We’ve all had full-day meetings where the energy simply dissipates by 2 p.m., leaving an unavoidable midday slump. Nothing could have been further from the truth at the two Pro Bono Marathons this past October, led by Taproot Foundation and Prudential Financial. Each Prudential Pro Bono Marathon was a one-day event where carefully selected Prudential employees were paired based on their areas of expertise with nonprofits facing critical challenges in human resources, business strategy, or financial management. These employees cleared their calendars to use their business skills, pro bono, to diagnose and address their nonprofit partners’ challenges and leave them with tangible solutions that could be implemented at their organizations.
Although this was the first time Prudential has organized full-day Pro Bono Marathons with its employees, it has long been invested in strengthening the local communities in which they work. These Marathons were timed to kick off October’s Pro Bono Week 2016, an annual global campaign that celebrates and activates pro bono service across all professions using their talents to make a difference. Hosting these two pro bono events is just one of the many ways Prudential leverages its assets to do good.
Pro Bono Marathons consistently enable nonprofit organizations to better serve their target audience by addressing key strategic or operational challenges. For example, take KNOX, Inc., a local organization in Hartford, Connecticut that uses horticulture as a catalyst for community engagement. Due to recent funding shifts, KNOX wanted a business strategy to turn its landscaping workforce development program into an additional source of revenue. It was a complex challenge that required cross-functional expertise from its team of Prudential employees. Over the course of five hours, the team studied the organization, analyzed its market, created a framework for evaluating a new fee-for-service business, and outlined an outreach strategy to generate new leads. Ryan O’Halloran, director, Advancement and Marketing at KNOX, Inc., admitted, he didn’t know what to expect going in, but I left with literally tens of thousands of dollars of impact, thanks to my Prudential team’s expertise.
KNOX, Inc.’s experience is not an anomaly.
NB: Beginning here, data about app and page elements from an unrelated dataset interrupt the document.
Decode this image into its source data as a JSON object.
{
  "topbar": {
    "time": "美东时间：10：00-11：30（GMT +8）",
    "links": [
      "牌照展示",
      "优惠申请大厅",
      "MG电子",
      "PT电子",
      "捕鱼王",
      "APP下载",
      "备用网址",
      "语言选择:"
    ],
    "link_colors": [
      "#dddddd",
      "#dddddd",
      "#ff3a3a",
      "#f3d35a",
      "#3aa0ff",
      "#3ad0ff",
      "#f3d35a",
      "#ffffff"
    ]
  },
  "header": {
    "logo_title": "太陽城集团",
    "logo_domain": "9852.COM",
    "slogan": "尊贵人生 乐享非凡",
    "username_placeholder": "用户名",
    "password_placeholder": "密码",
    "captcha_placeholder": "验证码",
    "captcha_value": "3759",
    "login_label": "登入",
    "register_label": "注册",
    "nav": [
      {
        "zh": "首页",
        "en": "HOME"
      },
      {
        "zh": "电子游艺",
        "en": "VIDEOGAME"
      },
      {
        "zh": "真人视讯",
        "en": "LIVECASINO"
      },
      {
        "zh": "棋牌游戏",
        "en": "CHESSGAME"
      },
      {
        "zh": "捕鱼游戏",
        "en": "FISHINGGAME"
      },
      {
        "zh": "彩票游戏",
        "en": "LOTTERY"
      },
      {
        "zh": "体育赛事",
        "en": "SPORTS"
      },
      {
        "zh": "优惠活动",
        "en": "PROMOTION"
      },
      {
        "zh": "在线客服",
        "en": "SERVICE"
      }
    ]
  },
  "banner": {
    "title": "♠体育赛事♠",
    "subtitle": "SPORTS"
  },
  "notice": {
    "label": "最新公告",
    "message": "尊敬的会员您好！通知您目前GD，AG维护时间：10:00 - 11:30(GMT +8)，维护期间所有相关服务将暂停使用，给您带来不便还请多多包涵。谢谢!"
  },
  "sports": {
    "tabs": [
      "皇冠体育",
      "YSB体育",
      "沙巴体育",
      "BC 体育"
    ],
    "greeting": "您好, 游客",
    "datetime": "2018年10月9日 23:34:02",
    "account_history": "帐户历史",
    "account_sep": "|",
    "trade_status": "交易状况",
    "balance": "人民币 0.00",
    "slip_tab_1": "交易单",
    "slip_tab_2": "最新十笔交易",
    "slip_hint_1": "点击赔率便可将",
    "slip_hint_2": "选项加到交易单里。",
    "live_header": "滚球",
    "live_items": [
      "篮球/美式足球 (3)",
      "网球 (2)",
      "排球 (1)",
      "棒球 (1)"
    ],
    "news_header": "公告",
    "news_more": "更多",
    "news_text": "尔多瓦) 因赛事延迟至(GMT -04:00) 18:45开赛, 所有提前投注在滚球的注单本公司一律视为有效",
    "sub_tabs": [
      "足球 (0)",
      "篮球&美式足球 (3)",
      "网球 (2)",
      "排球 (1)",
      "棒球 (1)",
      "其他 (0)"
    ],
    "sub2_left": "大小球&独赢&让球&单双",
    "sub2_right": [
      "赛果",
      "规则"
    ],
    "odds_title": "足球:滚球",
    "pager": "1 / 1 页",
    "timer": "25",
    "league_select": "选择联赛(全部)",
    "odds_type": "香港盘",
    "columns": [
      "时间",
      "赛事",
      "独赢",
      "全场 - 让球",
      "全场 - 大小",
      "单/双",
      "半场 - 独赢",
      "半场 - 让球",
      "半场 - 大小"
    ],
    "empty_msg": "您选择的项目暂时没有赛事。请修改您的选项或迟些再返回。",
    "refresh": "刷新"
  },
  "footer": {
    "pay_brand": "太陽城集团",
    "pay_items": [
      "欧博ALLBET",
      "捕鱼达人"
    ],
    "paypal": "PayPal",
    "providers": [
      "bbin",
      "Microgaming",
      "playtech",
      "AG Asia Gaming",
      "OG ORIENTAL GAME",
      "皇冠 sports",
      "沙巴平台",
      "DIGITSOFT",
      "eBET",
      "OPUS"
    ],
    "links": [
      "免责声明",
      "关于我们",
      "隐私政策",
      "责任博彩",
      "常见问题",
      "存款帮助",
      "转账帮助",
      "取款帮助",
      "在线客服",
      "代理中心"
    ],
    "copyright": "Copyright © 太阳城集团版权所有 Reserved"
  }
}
Prudential teams delivered across the board: over the course of the two Pro Bono Marathons, Prudential consulted 13 nonprofits, engaged 52 employees, and produced solutions that nonprofits report will improve their ability to carry out their missions. More than half of the participants anticipate major revenue increases, as well. Vincent Santilli, CEO of Homes for the Brave, an organization that supports homeless veterans, explained to the group how much access to these experts meant, saying, “What we do next is a critical decision for us. Having this analysis is really valuable and I couldn’t more grateful.”
Prudential employees were also energized by their ability to contribute substantially in such a short period of time. Jana Fallon, Prudential’s vice president of Executive and Leadership Development perhaps captured it best, “The striking ah-ha moment for me was recognizing that we don’t have to know the answers. We can add tremendous value by simply asking the right questions. I hope we can refresh that spirit in ourselves–that curiosity, that willingness to not need to know the situation we’re going into–and have the confidence that we can and will add value just by giving it our attention. Events like the Prudential Pro Bono Marathons empower corporate employees to use their skills in a new and fulfilling way, and provide nonprofit leaders with expertise they often don’t have the resources to access.